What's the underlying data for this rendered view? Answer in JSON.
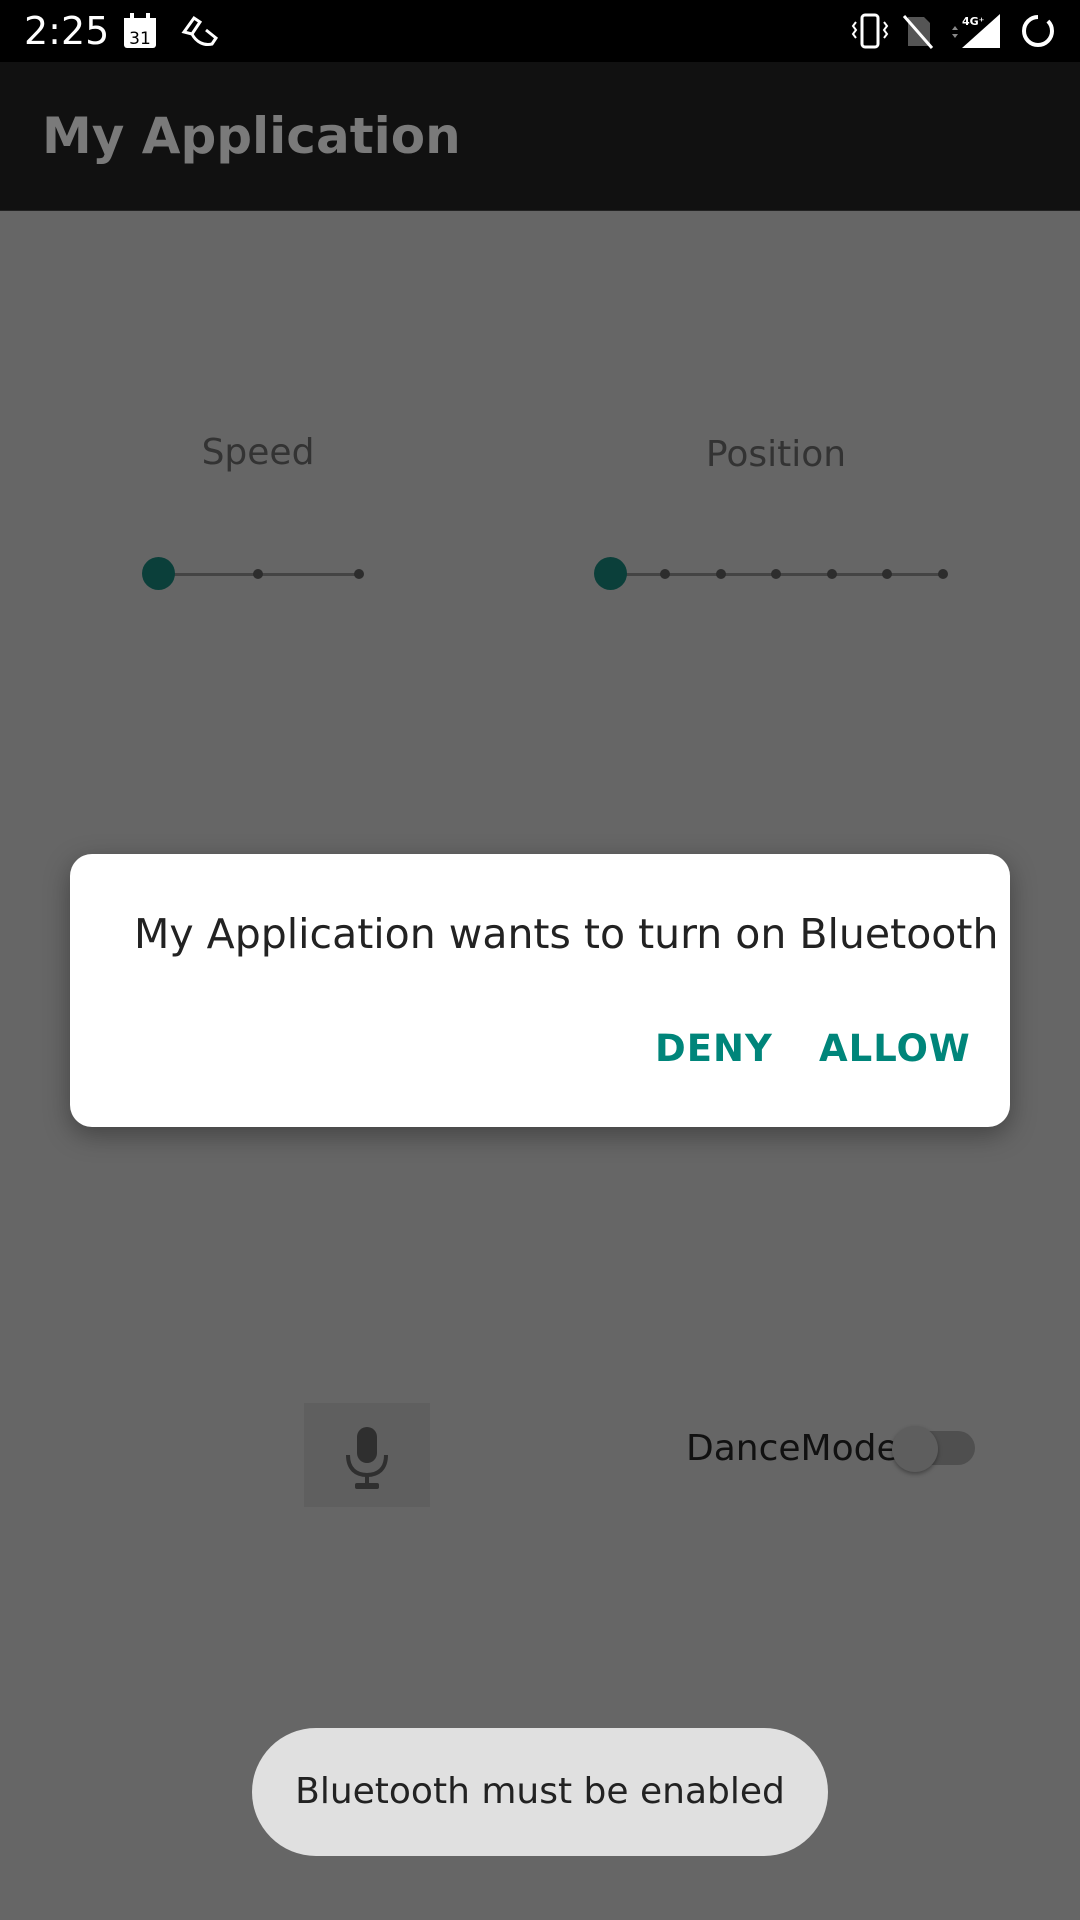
{
  "status_bar": {
    "time": "2:25",
    "calendar_day": "31",
    "network": "4G⁺"
  },
  "app_bar": {
    "title": "My Application"
  },
  "controls": {
    "speed": {
      "label": "Speed",
      "value": 0,
      "steps": 3
    },
    "position": {
      "label": "Position",
      "value": 0,
      "steps": 7
    },
    "dance_mode": {
      "label": "DanceMode",
      "on": false
    }
  },
  "dialog": {
    "message": "My Application wants to turn on Bluetooth",
    "deny_label": "DENY",
    "allow_label": "ALLOW"
  },
  "toast": {
    "text": "Bluetooth must be enabled"
  },
  "colors": {
    "accent": "#00857a",
    "slider_thumb": "#0b3f3a",
    "scrim": "#666666"
  }
}
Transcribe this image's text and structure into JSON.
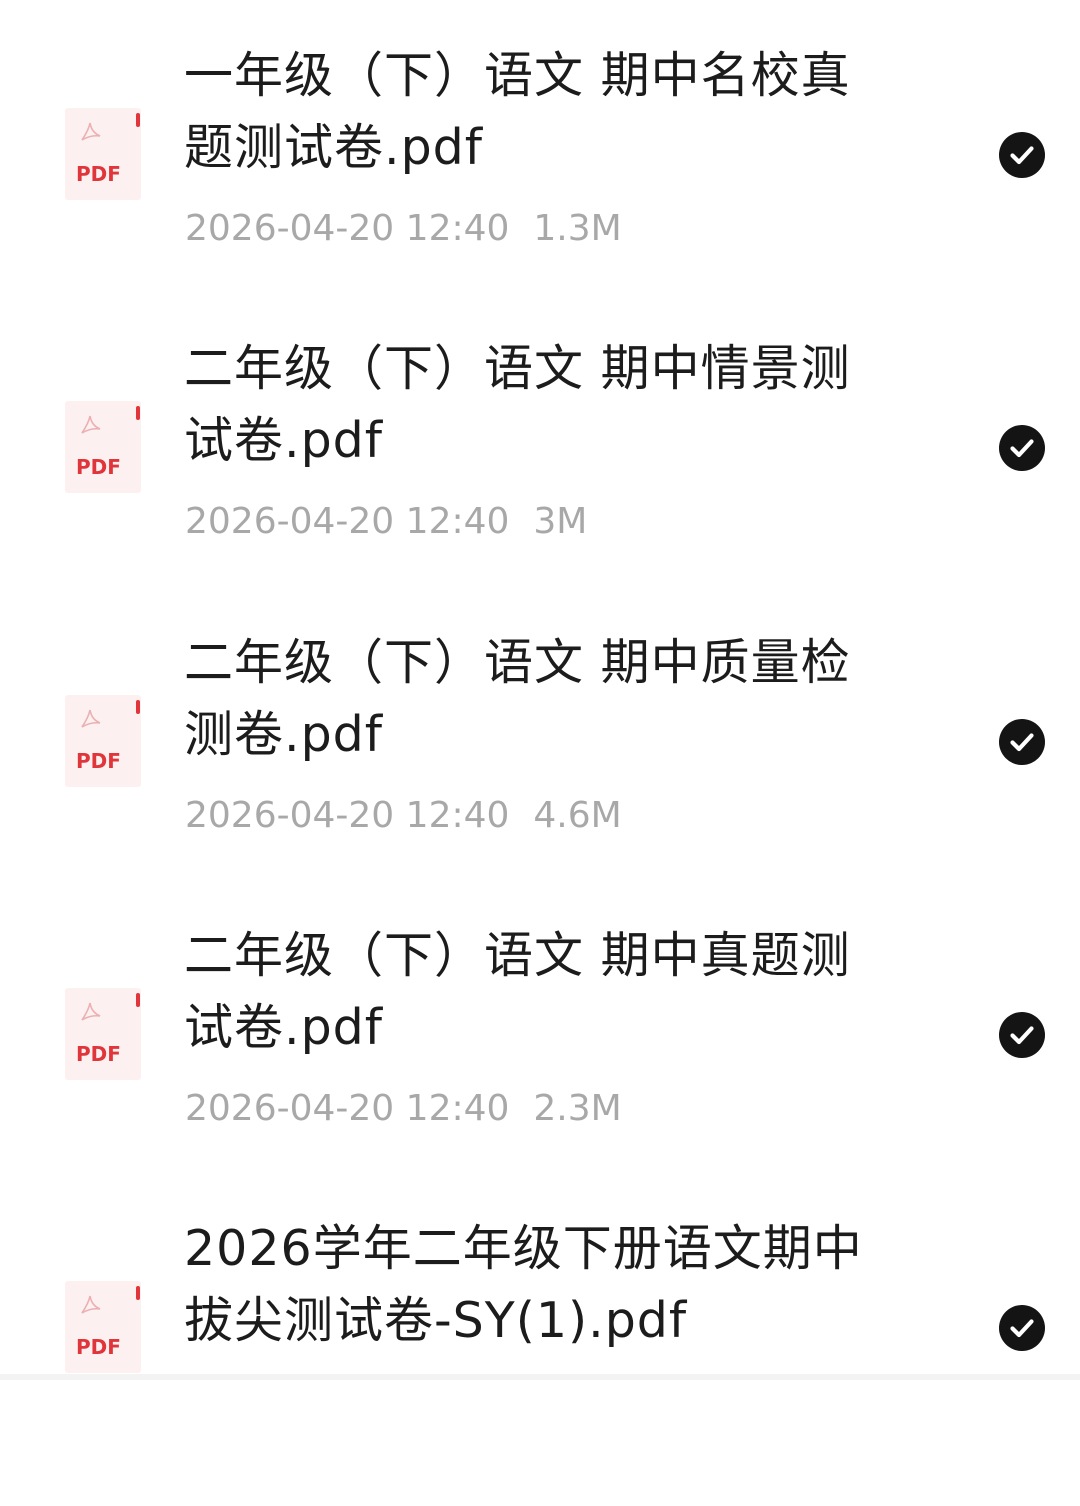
{
  "files": [
    {
      "name": "一年级（下）语文 期中名校真题测试卷.pdf",
      "date": "2026-04-20 12:40",
      "size": "1.3M",
      "type_label": "PDF",
      "selected": true
    },
    {
      "name": "二年级（下）语文 期中情景测试卷.pdf",
      "date": "2026-04-20 12:40",
      "size": "3M",
      "type_label": "PDF",
      "selected": true
    },
    {
      "name": "二年级（下）语文 期中质量检测卷.pdf",
      "date": "2026-04-20 12:40",
      "size": "4.6M",
      "type_label": "PDF",
      "selected": true
    },
    {
      "name": "二年级（下）语文 期中真题测试卷.pdf",
      "date": "2026-04-20 12:40",
      "size": "2.3M",
      "type_label": "PDF",
      "selected": true
    },
    {
      "name": "2026学年二年级下册语文期中拔尖测试卷-SY(1).pdf",
      "date": "",
      "size": "",
      "type_label": "PDF",
      "selected": true
    }
  ],
  "icons": {
    "file": "pdf-file-icon",
    "check": "checkmark-circle-icon"
  },
  "colors": {
    "pdf_red": "#e0353a",
    "pdf_bg": "#fcf0f0",
    "title_text": "#1c1c1c",
    "meta_text": "#a8a8a8",
    "check_bg": "#141414"
  }
}
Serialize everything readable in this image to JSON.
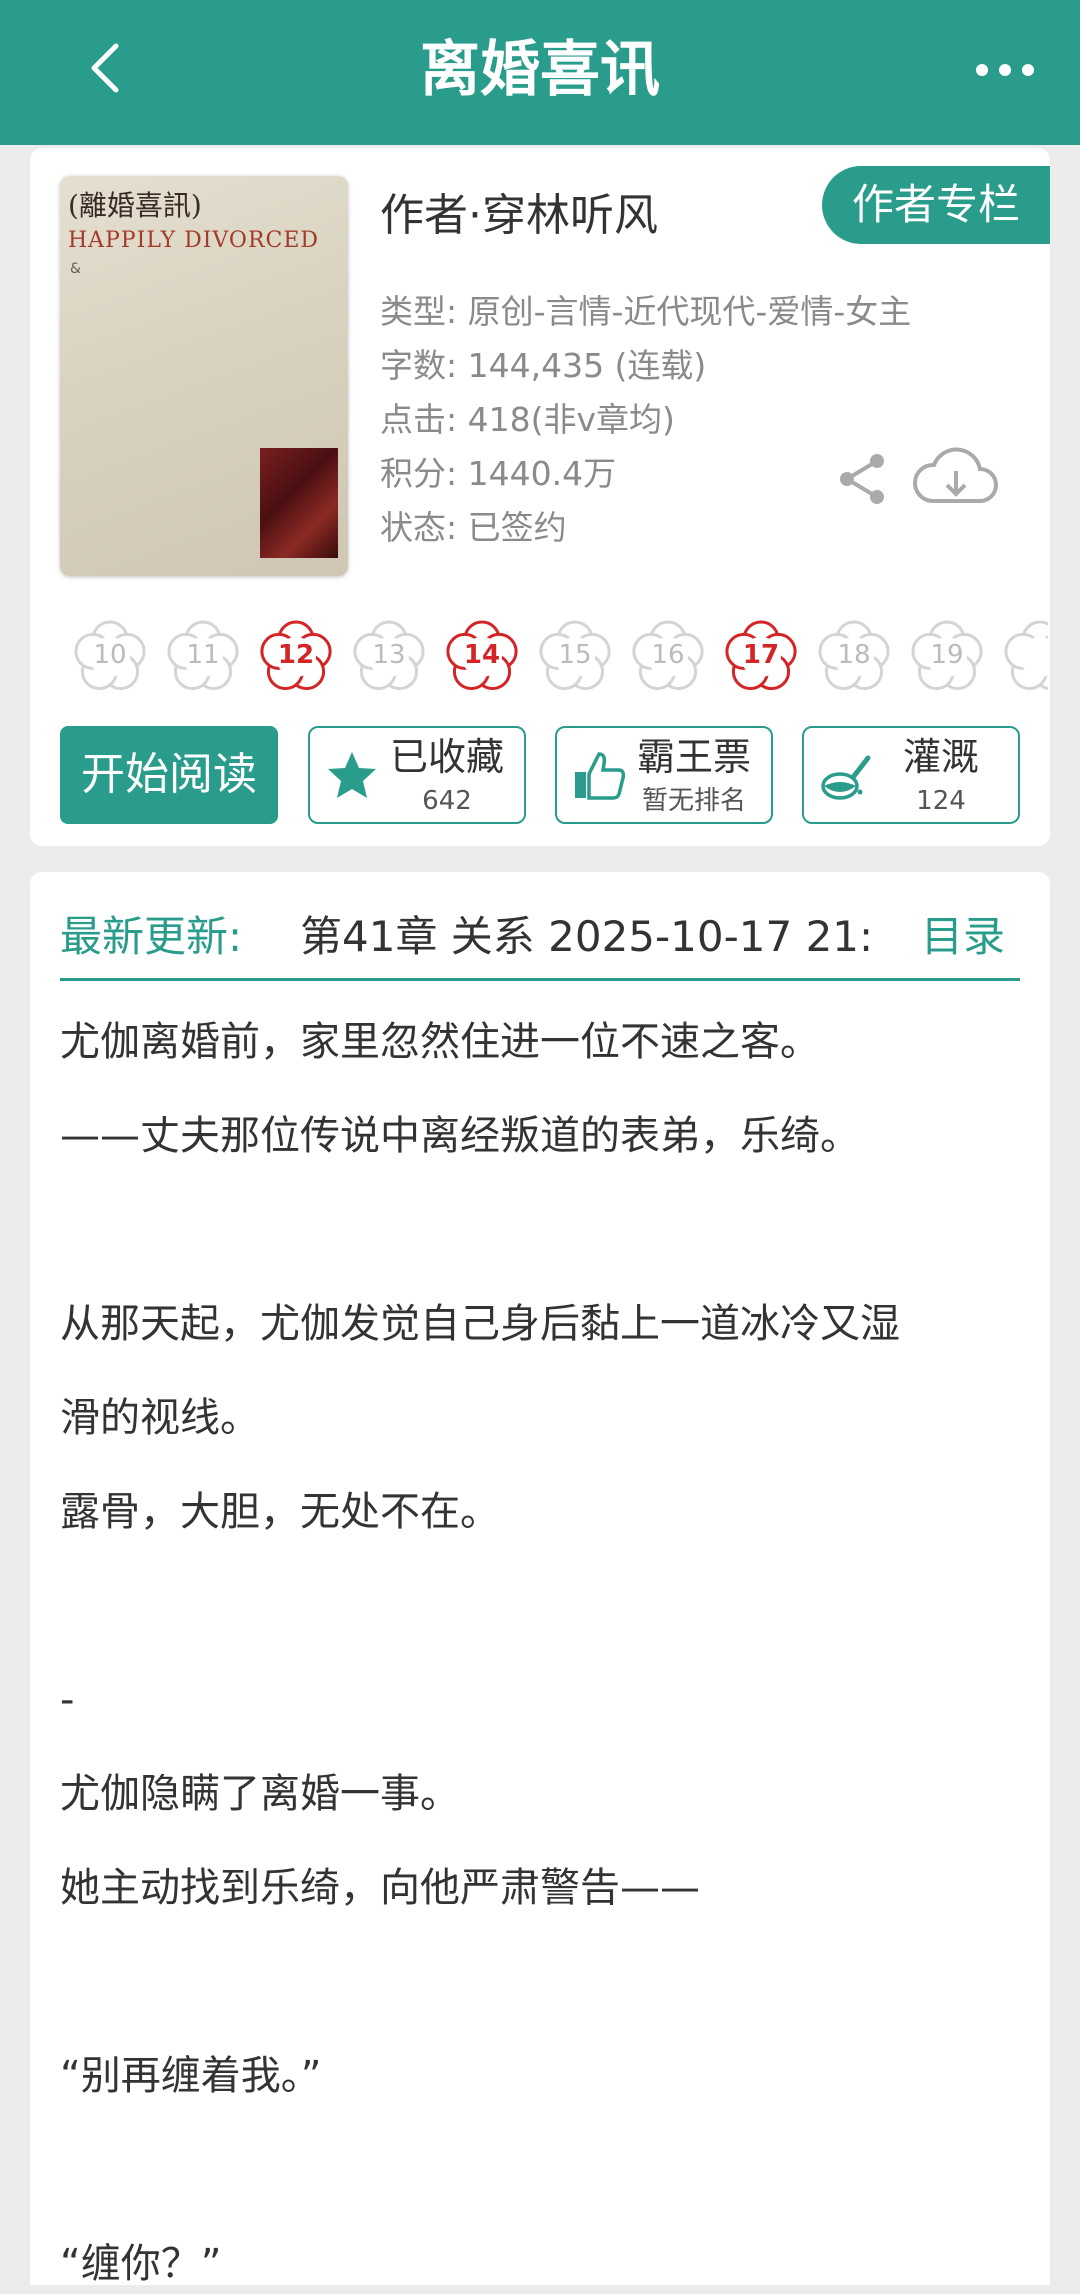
{
  "header": {
    "title": "离婚喜讯"
  },
  "book": {
    "cover_title": "(離婚喜訊)",
    "cover_subtitle": "HAPPILY DIVORCED",
    "cover_amp": "&",
    "author": "作者·穿林听风",
    "author_column_label": "作者专栏",
    "type": "类型: 原创-言情-近代现代-爱情-女主",
    "word_count": "字数: 144,435 (连载)",
    "clicks": "点击: 418(非v章均)",
    "score": "积分: 1440.4万",
    "status": "状态: 已签约"
  },
  "levels": [
    {
      "label": "10",
      "active": false
    },
    {
      "label": "11",
      "active": false
    },
    {
      "label": "12",
      "active": true
    },
    {
      "label": "13",
      "active": false
    },
    {
      "label": "14",
      "active": true
    },
    {
      "label": "15",
      "active": false
    },
    {
      "label": "16",
      "active": false
    },
    {
      "label": "17",
      "active": true
    },
    {
      "label": "18",
      "active": false
    },
    {
      "label": "19",
      "active": false
    },
    {
      "label": "",
      "active": false
    }
  ],
  "actions": {
    "start_reading": "开始阅读",
    "favorite": {
      "label": "已收藏",
      "sub": "642"
    },
    "ticket": {
      "label": "霸王票",
      "sub": "暂无排名"
    },
    "nutrient": {
      "label": "灌溉",
      "sub": "124"
    }
  },
  "latest": {
    "label": "最新更新:",
    "text": "第41章  关系  2025-10-17 21:",
    "toc_label": "目录"
  },
  "description": [
    "尤伽离婚前，家里忽然住进一位不速之客。",
    "——丈夫那位传说中离经叛道的表弟，乐绮。",
    "",
    "从那天起，尤伽发觉自己身后黏上一道冰冷又湿",
    "滑的视线。",
    "露骨，大胆，无处不在。",
    "",
    "-",
    "尤伽隐瞒了离婚一事。",
    "她主动找到乐绮，向他严肃警告——",
    "",
    "“别再缠着我。”",
    "",
    "“缠你？”"
  ],
  "colors": {
    "accent": "#2a9c8c",
    "active_level": "#d32525"
  },
  "icons": [
    "back-icon",
    "more-icon",
    "share-icon",
    "download-icon",
    "star-icon",
    "thumb-up-icon",
    "watering-icon",
    "flower-badge-icon"
  ]
}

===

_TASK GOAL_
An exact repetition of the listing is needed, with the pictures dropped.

_SOLUTION TO THE PROBLEM_
What's the underlying data for this rendered view? Answer in JSON.
{
  "status_bar": {
    "time": "2:25",
    "calendar_day": "31",
    "network": "4G⁺"
  },
  "app_bar": {
    "title": "My Application"
  },
  "controls": {
    "speed": {
      "label": "Speed",
      "value": 0,
      "steps": 3
    },
    "position": {
      "label": "Position",
      "value": 0,
      "steps": 7
    },
    "dance_mode": {
      "label": "DanceMode",
      "on": false
    }
  },
  "dialog": {
    "message": "My Application wants to turn on Bluetooth",
    "deny_label": "DENY",
    "allow_label": "ALLOW"
  },
  "toast": {
    "text": "Bluetooth must be enabled"
  },
  "colors": {
    "accent": "#00857a",
    "slider_thumb": "#0b3f3a",
    "scrim": "#666666"
  }
}
Transcribe this image's text and structure into JSON.
{
  "files": [
    {
      "name": "一年级（下）语文 期中名校真题测试卷.pdf",
      "date": "2026-04-20 12:40",
      "size": "1.3M",
      "type_label": "PDF",
      "selected": true
    },
    {
      "name": "二年级（下）语文 期中情景测试卷.pdf",
      "date": "2026-04-20 12:40",
      "size": "3M",
      "type_label": "PDF",
      "selected": true
    },
    {
      "name": "二年级（下）语文 期中质量检测卷.pdf",
      "date": "2026-04-20 12:40",
      "size": "4.6M",
      "type_label": "PDF",
      "selected": true
    },
    {
      "name": "二年级（下）语文 期中真题测试卷.pdf",
      "date": "2026-04-20 12:40",
      "size": "2.3M",
      "type_label": "PDF",
      "selected": true
    },
    {
      "name": "2026学年二年级下册语文期中拔尖测试卷-SY(1).pdf",
      "date": "",
      "size": "",
      "type_label": "PDF",
      "selected": true
    }
  ],
  "icons": {
    "file": "pdf-file-icon",
    "check": "checkmark-circle-icon"
  },
  "colors": {
    "pdf_red": "#e0353a",
    "pdf_bg": "#fcf0f0",
    "title_text": "#1c1c1c",
    "meta_text": "#a8a8a8",
    "check_bg": "#141414"
  }
}
Serialize everything readable in this image to JSON.
{
  "header": {
    "title": "离婚喜讯"
  },
  "book": {
    "cover_title": "(離婚喜訊)",
    "cover_subtitle": "HAPPILY DIVORCED",
    "cover_amp": "&",
    "author": "作者·穿林听风",
    "author_column_label": "作者专栏",
    "type": "类型: 原创-言情-近代现代-爱情-女主",
    "word_count": "字数: 144,435 (连载)",
    "clicks": "点击: 418(非v章均)",
    "score": "积分: 1440.4万",
    "status": "状态: 已签约"
  },
  "levels": [
    {
      "label": "10",
      "active": false
    },
    {
      "label": "11",
      "active": false
    },
    {
      "label": "12",
      "active": true
    },
    {
      "label": "13",
      "active": false
    },
    {
      "label": "14",
      "active": true
    },
    {
      "label": "15",
      "active": false
    },
    {
      "label": "16",
      "active": false
    },
    {
      "label": "17",
      "active": true
    },
    {
      "label": "18",
      "active": false
    },
    {
      "label": "19",
      "active": false
    },
    {
      "label": "",
      "active": false
    }
  ],
  "actions": {
    "start_reading": "开始阅读",
    "favorite": {
      "label": "已收藏",
      "sub": "642"
    },
    "ticket": {
      "label": "霸王票",
      "sub": "暂无排名"
    },
    "nutrient": {
      "label": "灌溉",
      "sub": "124"
    }
  },
  "latest": {
    "label": "最新更新:",
    "text": "第41章  关系  2025-10-17 21:",
    "toc_label": "目录"
  },
  "description": [
    "尤伽离婚前，家里忽然住进一位不速之客。",
    "——丈夫那位传说中离经叛道的表弟，乐绮。",
    "",
    "从那天起，尤伽发觉自己身后黏上一道冰冷又湿",
    "滑的视线。",
    "露骨，大胆，无处不在。",
    "",
    "-",
    "尤伽隐瞒了离婚一事。",
    "她主动找到乐绮，向他严肃警告——",
    "",
    "“别再缠着我。”",
    "",
    "“缠你？”"
  ],
  "colors": {
    "accent": "#2a9c8c",
    "active_level": "#d32525"
  },
  "icons": [
    "back-icon",
    "more-icon",
    "share-icon",
    "download-icon",
    "star-icon",
    "thumb-up-icon",
    "watering-icon",
    "flower-badge-icon"
  ]
}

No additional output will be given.